**GOAL OF THE EXERCISE**
Which lines below contain the word "trimmed"? Copy each one.

**LISTED ENTRIES**
__________________________________________________

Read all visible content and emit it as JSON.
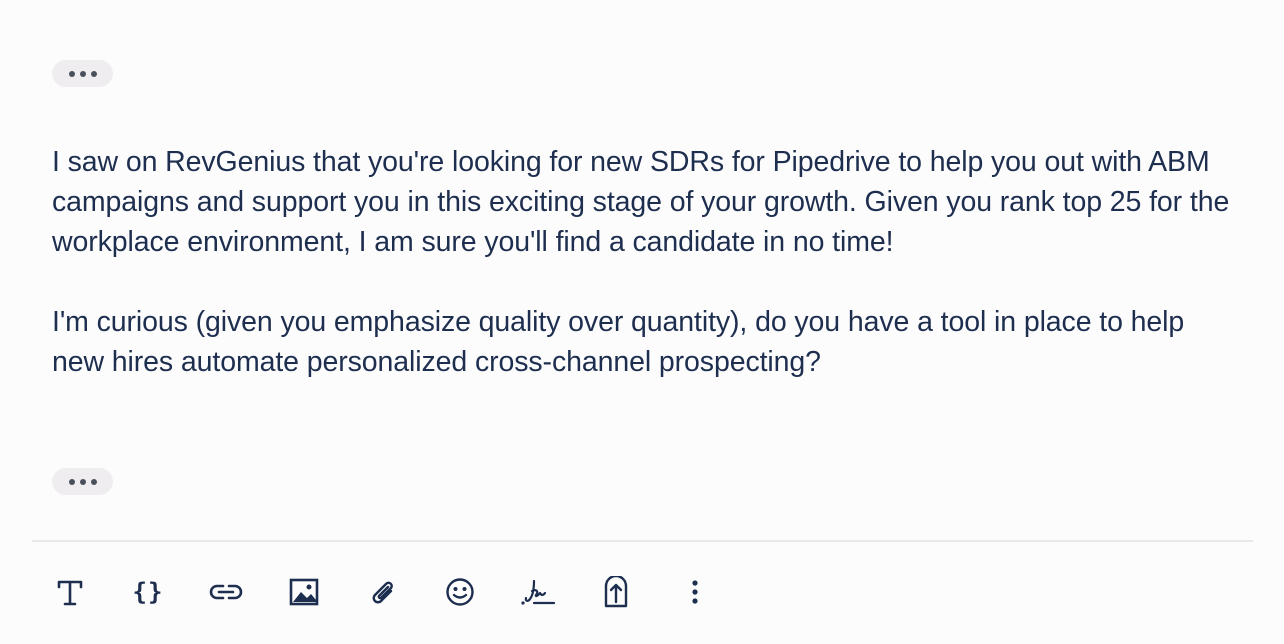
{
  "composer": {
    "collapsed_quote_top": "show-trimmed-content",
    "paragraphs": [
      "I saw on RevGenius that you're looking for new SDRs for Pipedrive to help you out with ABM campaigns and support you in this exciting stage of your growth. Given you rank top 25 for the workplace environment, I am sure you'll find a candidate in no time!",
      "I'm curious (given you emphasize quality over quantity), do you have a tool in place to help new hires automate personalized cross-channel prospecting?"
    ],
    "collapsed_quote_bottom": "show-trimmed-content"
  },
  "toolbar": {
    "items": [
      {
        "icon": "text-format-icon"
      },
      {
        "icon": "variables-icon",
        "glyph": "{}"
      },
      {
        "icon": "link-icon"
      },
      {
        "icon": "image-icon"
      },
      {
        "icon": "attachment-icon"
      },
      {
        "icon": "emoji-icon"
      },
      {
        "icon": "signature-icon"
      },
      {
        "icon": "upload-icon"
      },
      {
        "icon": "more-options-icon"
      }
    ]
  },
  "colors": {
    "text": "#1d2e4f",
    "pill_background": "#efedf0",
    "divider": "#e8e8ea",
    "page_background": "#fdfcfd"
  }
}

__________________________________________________

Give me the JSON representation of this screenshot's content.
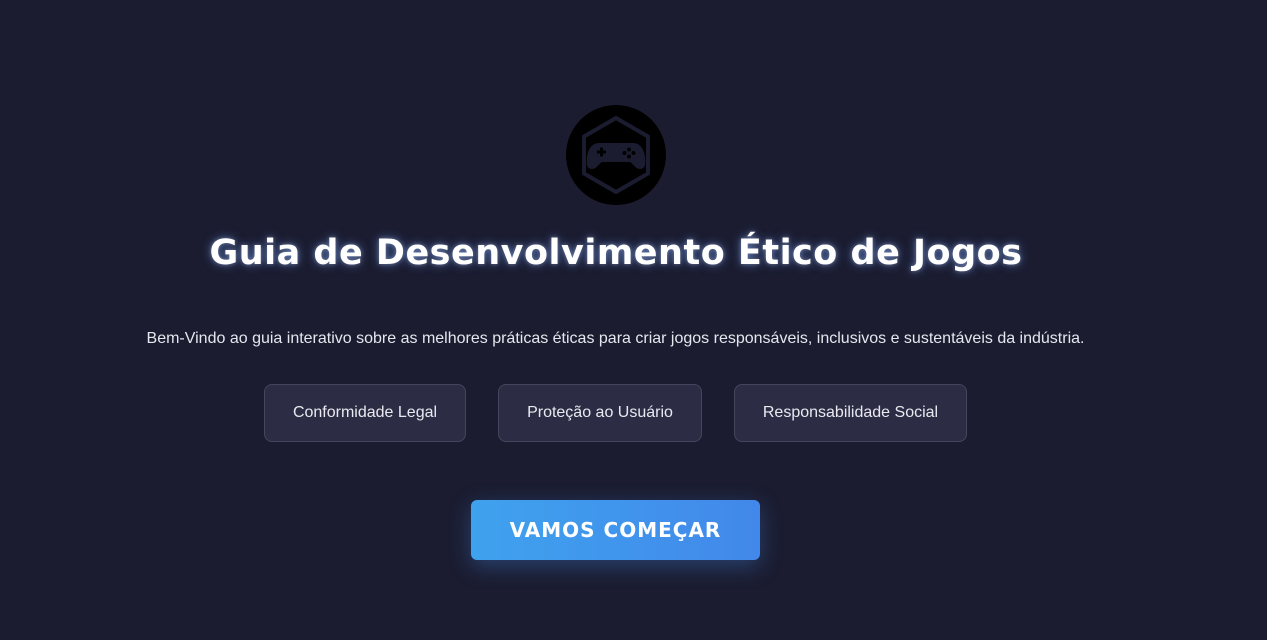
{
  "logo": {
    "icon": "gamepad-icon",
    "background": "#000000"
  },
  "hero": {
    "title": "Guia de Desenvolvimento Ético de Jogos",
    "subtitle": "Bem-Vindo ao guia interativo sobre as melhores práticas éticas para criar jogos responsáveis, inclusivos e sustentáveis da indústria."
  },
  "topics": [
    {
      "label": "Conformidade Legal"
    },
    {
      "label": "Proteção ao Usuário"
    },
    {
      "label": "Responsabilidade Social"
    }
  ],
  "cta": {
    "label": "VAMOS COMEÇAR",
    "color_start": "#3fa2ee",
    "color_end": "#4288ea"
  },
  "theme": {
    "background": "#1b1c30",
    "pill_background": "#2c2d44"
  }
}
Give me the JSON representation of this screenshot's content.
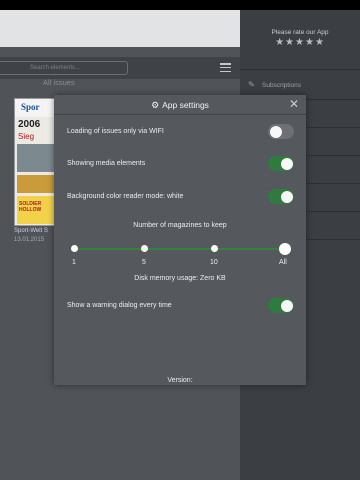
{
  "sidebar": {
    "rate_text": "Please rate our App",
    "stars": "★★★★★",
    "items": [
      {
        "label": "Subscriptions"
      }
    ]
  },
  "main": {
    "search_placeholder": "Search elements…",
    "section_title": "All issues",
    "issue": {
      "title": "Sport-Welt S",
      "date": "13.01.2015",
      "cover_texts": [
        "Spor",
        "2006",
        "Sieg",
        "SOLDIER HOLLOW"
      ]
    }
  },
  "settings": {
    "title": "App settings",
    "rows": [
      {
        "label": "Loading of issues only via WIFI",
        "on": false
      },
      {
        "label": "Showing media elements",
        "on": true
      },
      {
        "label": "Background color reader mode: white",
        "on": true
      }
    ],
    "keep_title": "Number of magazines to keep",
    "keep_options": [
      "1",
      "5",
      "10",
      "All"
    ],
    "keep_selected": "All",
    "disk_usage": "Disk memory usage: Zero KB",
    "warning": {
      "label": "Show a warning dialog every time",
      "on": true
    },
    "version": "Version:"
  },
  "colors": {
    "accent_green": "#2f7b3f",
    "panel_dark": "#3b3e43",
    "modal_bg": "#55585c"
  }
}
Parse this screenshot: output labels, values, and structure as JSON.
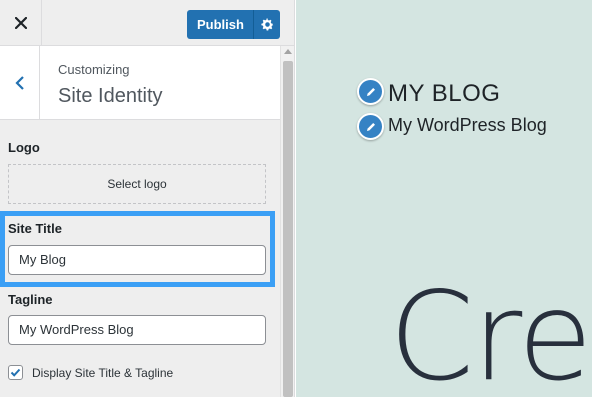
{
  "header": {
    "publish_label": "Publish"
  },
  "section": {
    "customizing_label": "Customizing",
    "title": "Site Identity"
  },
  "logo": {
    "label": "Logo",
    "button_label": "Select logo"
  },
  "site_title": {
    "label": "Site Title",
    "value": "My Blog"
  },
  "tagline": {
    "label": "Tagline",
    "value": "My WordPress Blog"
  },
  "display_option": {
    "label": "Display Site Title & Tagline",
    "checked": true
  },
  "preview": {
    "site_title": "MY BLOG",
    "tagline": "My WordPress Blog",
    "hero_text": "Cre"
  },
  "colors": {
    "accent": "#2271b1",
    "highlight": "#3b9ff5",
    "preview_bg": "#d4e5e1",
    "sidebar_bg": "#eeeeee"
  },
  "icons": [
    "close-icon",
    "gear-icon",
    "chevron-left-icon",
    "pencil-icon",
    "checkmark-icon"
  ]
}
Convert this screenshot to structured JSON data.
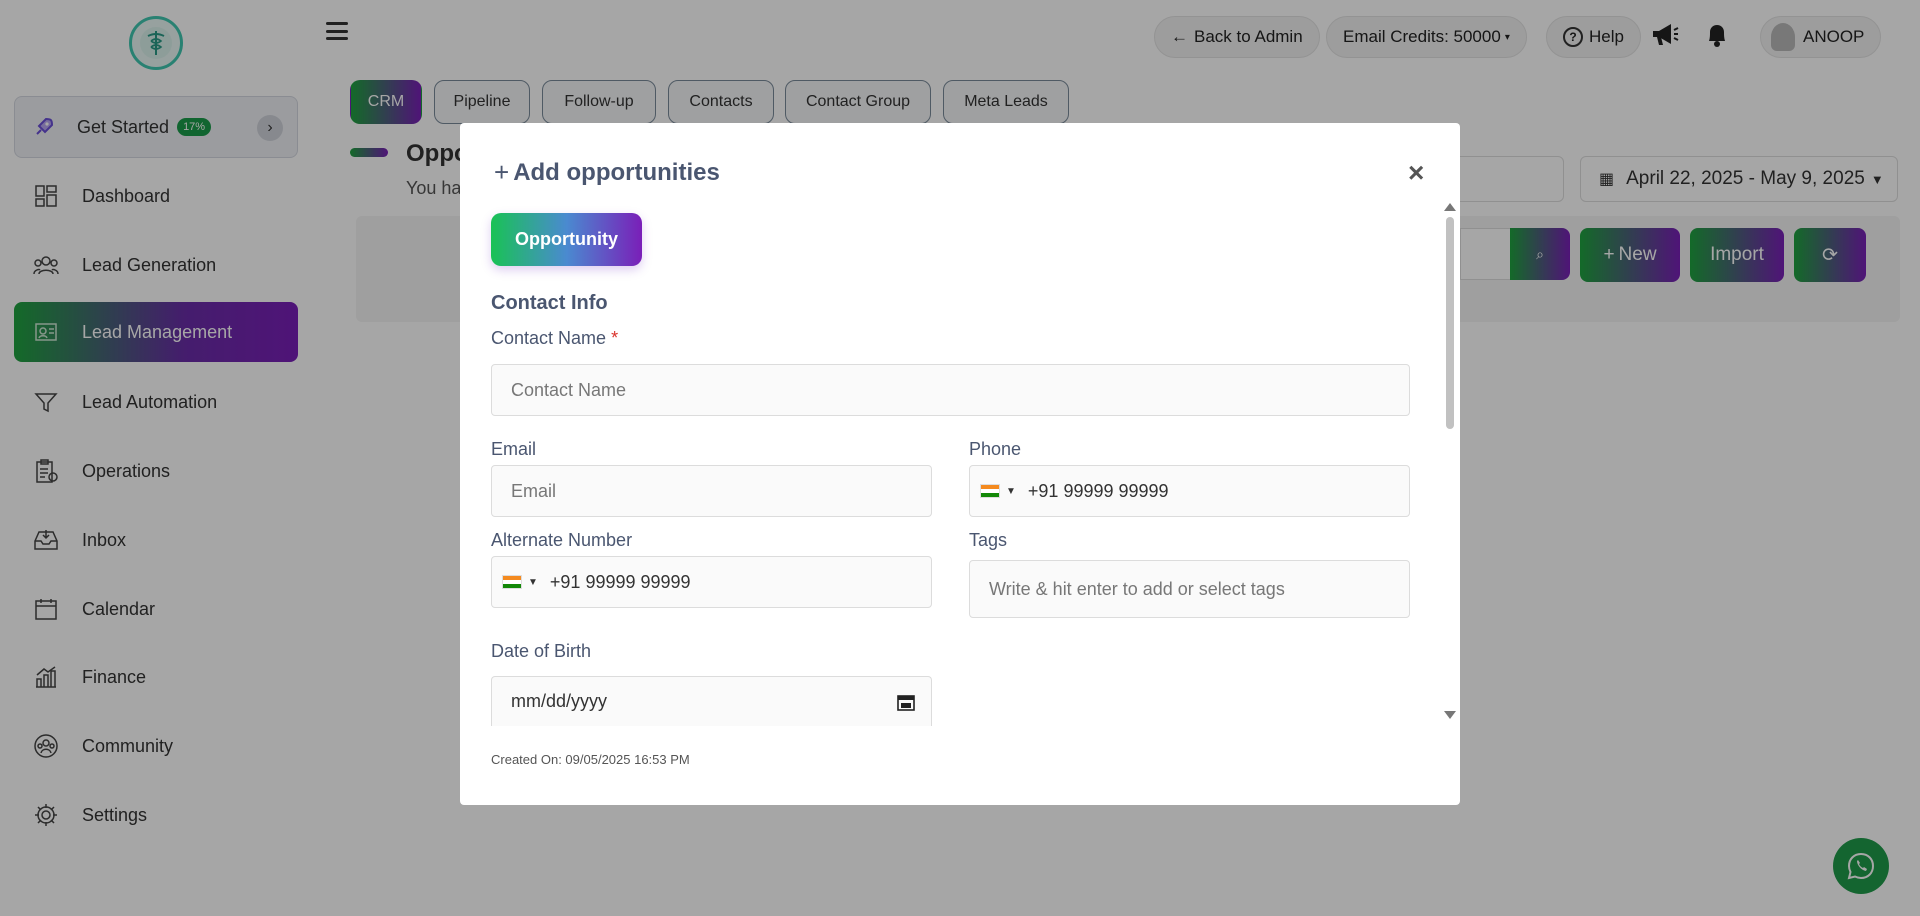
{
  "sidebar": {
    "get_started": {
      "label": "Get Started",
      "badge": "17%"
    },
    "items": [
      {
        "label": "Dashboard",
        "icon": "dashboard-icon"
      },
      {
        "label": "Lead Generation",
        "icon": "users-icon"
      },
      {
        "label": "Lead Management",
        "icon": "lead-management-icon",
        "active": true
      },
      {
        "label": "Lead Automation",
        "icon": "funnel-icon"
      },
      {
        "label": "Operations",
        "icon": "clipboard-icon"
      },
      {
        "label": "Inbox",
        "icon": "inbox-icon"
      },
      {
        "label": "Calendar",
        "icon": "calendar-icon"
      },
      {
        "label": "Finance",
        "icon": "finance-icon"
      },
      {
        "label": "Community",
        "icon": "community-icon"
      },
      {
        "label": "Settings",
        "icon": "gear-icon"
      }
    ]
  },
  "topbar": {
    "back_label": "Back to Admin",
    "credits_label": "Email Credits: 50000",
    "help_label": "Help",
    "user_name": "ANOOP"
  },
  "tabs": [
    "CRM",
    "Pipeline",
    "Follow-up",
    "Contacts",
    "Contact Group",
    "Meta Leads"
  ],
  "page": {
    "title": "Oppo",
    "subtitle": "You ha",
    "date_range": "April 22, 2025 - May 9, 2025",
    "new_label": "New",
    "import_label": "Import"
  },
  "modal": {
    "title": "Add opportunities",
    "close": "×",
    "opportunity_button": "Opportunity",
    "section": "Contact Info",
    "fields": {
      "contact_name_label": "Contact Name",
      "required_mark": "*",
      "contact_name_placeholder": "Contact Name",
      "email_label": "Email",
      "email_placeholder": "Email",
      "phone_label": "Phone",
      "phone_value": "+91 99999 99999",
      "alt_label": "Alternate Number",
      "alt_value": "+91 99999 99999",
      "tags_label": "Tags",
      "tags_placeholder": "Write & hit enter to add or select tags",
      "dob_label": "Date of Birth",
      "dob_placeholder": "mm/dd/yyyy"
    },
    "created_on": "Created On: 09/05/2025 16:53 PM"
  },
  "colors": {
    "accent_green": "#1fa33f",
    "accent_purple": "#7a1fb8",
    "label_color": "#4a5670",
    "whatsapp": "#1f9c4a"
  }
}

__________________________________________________

**ANSWER BELOW**
    "collapsed_quote_top": "show-trimmed-content",
    "collapsed_quote_bottom": "show-trimmed-content"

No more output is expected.